6015 Chenonceau Boulevard, Suite 1
For dessert, try the zeppoles, flash-fried little lumps of sweet dough, doused in powdered sugar and served in a paper bag. They’re messy, but if you don’t mind having your shirt, face, hands and car interior covered with powdered sugar, they’re a little piece of heaven.
10 a.m. to 9 p.m. Monday through Thursday, 10 a.m. to 10 p.m. Friday and Saturday, 4 p.m. to 9 p.m. Sunday.
Moderate prices. Credit cards accepted. Beer and wine available.
Donald Trump Friday night signed an executive order directing government to scale back Obamacare to the extent possible. Though the signing was mostly symbolic, it likely has implications for Arkansas.
They've had a forum in Fayetteville today on Rep. Charlie Collins' fervent desire to force more pistol-packing people onto the campus at the University of Arkansas (and every other college in Arkansas.) He got an earful from opponents.
Check out the trailer for "Shelter," the Renaud Bros. new feature-length documentary about homeless teens navigating life on the streets of New Orleans with the help of Covenant House, the longstanding French Quarter shelter for homeless kids.

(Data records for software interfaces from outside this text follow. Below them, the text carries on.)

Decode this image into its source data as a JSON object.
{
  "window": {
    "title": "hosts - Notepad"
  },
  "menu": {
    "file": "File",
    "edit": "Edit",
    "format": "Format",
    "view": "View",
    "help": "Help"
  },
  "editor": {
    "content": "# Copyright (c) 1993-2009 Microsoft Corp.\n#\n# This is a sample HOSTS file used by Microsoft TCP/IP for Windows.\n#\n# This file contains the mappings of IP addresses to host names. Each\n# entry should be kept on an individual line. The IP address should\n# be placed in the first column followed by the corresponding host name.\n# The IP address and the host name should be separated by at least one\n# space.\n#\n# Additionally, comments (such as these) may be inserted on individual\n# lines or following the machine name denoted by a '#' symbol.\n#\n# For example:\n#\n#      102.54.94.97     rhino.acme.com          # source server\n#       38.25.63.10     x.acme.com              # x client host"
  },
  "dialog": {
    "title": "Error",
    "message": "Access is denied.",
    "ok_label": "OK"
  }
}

When President-elect Trump announced he would, in a few days, force Congress to enact comprehensive health insurance for everyone, poor or rich, that would provide better and cheaper care than they've ever gotten, you had to wonder whether this guy is a miracle worker or a fool.